WHAT THE TASK REQUIRES:
For each line below that contains the word "heading", return that line.

EXTRACTED INFORMATION:

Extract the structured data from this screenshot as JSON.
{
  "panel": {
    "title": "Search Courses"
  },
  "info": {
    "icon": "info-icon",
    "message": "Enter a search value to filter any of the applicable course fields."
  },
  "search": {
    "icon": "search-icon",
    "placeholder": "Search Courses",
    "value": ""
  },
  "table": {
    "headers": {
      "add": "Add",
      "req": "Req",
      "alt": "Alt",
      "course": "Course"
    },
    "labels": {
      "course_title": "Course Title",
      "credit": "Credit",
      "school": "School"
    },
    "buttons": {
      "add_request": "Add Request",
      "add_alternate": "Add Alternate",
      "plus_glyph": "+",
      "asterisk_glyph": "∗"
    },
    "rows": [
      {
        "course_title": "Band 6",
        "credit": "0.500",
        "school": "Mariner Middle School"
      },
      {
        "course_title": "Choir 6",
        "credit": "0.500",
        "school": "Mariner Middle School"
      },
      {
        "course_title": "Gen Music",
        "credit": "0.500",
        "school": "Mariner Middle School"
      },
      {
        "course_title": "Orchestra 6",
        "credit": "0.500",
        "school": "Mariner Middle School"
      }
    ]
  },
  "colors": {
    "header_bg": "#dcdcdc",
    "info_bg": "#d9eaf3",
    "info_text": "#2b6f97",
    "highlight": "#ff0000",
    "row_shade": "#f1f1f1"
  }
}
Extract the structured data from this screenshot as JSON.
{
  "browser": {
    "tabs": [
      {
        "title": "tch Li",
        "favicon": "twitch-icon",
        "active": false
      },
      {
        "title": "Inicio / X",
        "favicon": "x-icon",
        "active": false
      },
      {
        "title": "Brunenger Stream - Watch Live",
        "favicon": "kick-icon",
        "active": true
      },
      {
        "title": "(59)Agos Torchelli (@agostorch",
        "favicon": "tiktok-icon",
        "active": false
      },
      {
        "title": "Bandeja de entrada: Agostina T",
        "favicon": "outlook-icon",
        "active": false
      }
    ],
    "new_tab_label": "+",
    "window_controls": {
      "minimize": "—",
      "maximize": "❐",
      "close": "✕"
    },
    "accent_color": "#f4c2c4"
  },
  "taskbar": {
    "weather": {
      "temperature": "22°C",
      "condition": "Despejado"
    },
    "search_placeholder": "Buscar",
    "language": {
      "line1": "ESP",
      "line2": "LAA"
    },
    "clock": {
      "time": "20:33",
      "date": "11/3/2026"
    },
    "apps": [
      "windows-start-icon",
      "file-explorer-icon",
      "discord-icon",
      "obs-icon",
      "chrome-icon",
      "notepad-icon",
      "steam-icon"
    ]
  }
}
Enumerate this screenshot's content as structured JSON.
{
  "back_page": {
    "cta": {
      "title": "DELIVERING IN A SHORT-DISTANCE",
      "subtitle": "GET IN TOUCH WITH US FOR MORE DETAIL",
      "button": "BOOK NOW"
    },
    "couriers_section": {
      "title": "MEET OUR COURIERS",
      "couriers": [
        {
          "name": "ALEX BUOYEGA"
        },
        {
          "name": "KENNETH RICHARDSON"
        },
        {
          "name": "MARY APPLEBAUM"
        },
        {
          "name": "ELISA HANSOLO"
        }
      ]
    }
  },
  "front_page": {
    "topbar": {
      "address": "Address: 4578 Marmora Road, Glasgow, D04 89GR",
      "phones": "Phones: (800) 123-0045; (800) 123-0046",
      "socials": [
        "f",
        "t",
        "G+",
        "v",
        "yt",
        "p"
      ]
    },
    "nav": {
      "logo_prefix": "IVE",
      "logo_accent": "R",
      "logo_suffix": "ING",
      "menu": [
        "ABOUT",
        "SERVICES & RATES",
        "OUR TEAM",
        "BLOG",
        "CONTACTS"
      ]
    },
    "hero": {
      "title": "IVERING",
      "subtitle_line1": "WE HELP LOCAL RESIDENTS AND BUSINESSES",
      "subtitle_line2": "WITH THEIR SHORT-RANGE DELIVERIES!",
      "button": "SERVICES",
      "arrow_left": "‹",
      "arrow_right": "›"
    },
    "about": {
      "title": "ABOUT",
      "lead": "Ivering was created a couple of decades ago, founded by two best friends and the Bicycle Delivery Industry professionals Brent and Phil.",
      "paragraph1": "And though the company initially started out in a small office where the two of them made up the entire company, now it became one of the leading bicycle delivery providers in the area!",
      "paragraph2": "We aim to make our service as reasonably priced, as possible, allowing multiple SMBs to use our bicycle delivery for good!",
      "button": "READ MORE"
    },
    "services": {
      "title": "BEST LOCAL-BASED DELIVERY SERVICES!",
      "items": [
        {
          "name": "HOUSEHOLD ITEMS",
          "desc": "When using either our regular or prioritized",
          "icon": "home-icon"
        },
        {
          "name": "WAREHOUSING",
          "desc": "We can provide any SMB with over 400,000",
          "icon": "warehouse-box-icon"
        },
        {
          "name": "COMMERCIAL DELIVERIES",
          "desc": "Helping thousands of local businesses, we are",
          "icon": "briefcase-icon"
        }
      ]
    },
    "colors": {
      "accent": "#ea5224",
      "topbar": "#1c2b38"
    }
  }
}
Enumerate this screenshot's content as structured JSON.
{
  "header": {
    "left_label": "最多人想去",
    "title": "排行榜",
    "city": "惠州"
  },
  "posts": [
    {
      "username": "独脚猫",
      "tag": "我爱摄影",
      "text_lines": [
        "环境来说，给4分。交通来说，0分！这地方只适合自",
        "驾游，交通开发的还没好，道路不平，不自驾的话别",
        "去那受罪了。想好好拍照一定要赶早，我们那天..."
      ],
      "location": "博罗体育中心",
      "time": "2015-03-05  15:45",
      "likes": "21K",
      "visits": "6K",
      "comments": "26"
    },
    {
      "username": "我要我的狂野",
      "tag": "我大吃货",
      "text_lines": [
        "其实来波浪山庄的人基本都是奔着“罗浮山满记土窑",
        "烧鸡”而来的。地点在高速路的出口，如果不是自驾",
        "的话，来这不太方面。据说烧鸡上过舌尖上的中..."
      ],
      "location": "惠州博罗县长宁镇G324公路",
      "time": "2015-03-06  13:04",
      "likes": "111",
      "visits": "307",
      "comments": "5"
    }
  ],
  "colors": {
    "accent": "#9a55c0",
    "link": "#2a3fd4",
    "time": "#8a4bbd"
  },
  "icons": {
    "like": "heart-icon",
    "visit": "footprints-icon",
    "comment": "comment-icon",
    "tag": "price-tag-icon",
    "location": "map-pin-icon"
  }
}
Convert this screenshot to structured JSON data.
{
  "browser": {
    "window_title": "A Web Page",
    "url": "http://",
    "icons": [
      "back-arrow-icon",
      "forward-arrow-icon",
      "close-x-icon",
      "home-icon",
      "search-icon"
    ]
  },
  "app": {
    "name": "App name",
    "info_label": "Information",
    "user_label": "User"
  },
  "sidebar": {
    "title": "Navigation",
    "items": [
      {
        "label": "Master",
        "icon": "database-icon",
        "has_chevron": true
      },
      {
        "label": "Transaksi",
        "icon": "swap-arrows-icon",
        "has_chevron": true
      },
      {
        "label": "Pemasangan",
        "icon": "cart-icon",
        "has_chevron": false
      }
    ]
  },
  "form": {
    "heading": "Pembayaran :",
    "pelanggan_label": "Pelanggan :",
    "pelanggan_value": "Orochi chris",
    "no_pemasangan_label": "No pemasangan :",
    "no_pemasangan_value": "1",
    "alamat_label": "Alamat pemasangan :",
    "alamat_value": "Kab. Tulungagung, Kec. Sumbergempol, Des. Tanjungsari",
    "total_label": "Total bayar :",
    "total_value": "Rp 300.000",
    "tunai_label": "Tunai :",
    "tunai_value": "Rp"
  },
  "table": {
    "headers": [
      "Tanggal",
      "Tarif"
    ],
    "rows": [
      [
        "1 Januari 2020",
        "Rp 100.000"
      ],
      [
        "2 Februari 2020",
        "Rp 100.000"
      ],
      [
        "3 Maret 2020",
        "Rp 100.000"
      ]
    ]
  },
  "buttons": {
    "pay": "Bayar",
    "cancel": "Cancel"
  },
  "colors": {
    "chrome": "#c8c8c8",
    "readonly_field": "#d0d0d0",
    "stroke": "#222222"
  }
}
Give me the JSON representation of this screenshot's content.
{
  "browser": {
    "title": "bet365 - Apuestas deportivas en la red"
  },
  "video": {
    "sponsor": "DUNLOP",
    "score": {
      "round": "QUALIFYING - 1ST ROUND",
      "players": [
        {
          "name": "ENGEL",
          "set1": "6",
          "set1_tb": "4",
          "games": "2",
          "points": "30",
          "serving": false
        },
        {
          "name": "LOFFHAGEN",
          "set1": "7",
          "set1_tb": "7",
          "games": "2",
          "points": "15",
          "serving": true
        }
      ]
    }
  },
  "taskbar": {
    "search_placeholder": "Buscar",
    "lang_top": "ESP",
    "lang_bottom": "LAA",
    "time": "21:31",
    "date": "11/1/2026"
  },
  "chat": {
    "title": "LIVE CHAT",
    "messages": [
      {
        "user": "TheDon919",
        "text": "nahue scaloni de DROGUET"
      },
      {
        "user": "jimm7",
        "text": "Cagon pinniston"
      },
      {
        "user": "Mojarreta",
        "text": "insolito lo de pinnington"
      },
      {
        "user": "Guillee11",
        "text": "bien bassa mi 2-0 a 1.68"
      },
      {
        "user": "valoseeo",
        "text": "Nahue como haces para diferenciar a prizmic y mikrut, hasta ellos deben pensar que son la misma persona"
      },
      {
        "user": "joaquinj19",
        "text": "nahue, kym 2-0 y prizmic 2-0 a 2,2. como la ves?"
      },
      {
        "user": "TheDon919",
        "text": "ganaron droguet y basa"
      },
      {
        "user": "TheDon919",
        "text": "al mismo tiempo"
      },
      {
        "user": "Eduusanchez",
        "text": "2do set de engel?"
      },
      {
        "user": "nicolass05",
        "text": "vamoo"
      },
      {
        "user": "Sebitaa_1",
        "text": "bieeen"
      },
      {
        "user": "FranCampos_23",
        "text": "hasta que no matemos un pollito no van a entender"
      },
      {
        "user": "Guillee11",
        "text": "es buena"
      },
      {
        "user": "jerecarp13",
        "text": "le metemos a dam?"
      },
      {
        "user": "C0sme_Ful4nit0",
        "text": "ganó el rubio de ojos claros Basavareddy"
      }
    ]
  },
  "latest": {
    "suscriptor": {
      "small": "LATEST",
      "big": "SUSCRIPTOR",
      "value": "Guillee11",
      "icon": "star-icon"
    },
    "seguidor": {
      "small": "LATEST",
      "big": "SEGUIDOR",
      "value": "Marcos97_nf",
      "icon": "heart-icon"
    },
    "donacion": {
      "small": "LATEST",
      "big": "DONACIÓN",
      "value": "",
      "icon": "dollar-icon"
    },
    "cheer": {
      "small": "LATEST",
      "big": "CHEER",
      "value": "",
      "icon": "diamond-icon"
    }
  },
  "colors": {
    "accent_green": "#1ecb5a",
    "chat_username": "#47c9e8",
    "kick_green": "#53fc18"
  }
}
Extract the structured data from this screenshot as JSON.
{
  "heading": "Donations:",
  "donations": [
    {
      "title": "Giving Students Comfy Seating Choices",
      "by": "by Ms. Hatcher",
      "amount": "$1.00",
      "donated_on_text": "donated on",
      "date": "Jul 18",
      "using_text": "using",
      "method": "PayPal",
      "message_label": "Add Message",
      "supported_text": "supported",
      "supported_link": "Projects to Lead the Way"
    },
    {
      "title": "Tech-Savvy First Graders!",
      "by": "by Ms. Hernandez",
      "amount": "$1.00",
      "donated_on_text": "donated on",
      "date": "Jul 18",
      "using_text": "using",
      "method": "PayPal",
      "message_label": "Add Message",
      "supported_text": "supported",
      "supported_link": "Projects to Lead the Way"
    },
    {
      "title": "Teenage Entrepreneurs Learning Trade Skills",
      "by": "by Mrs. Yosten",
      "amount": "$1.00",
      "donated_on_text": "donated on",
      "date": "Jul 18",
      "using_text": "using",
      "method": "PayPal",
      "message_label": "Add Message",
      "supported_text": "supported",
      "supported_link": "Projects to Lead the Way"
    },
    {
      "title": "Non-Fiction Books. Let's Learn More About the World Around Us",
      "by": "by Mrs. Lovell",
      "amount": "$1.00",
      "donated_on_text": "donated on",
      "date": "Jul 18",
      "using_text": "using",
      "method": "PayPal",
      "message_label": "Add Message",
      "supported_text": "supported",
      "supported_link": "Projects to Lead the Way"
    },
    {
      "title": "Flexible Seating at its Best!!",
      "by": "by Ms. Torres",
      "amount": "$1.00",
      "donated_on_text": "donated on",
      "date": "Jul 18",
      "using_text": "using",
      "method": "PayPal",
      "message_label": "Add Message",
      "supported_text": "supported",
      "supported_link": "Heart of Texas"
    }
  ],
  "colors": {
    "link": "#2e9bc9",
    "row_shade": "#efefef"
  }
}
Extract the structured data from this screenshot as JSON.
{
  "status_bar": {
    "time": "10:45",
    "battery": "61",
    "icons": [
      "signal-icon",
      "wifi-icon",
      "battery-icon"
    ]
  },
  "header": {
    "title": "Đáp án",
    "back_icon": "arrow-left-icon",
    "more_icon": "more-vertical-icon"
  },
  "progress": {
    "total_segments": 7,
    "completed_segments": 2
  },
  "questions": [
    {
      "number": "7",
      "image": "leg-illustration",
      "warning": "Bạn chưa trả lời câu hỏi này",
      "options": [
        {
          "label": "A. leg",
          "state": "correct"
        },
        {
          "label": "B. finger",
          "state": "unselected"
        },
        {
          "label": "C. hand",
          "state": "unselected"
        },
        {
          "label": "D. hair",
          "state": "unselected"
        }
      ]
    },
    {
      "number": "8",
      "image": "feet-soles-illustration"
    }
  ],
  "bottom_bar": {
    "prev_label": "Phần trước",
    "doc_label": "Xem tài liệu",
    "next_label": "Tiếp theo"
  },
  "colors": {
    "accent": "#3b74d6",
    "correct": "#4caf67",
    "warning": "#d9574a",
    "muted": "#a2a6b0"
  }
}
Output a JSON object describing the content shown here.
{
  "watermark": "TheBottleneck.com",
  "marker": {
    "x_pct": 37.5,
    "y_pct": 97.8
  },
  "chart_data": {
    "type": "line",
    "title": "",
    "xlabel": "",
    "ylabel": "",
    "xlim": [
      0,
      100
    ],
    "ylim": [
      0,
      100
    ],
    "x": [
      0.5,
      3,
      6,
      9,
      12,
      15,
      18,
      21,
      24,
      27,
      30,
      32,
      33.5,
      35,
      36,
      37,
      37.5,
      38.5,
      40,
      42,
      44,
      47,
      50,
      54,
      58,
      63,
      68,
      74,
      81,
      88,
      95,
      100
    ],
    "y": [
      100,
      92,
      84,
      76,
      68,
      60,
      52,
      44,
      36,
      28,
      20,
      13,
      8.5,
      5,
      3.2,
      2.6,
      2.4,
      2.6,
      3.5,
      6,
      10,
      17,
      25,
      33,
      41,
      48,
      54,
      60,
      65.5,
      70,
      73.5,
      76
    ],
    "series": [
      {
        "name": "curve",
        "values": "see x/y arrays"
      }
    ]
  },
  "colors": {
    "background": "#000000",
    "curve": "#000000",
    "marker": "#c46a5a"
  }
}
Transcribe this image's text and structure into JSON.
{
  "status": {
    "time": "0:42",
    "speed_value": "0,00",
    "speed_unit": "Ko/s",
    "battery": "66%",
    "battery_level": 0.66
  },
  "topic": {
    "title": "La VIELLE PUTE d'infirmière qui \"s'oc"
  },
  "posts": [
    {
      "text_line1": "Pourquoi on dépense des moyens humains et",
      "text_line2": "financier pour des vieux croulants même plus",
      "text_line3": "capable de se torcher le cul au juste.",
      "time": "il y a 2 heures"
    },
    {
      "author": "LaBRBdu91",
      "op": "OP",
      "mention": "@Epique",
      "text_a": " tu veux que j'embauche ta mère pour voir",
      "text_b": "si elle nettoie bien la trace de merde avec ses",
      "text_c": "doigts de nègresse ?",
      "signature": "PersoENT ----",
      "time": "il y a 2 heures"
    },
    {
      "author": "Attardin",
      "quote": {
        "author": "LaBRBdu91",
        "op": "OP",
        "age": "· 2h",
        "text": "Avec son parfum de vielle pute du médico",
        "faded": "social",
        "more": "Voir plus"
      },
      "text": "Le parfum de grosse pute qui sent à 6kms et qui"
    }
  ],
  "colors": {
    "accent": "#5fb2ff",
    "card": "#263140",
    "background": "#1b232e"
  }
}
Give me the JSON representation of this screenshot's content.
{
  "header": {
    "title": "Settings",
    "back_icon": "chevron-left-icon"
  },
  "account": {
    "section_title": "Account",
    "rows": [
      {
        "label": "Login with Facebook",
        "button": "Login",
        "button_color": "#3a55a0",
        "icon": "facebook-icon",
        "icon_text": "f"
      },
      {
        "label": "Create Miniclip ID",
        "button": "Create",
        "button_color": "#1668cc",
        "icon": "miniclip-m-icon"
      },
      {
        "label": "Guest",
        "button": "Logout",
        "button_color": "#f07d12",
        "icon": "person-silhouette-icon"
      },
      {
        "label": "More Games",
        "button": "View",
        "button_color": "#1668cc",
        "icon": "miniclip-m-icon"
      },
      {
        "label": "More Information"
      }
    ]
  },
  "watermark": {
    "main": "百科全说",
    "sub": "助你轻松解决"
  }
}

TASK SOLUTION:
    "heading": "Pembayaran :",
  "heading": "Donations:",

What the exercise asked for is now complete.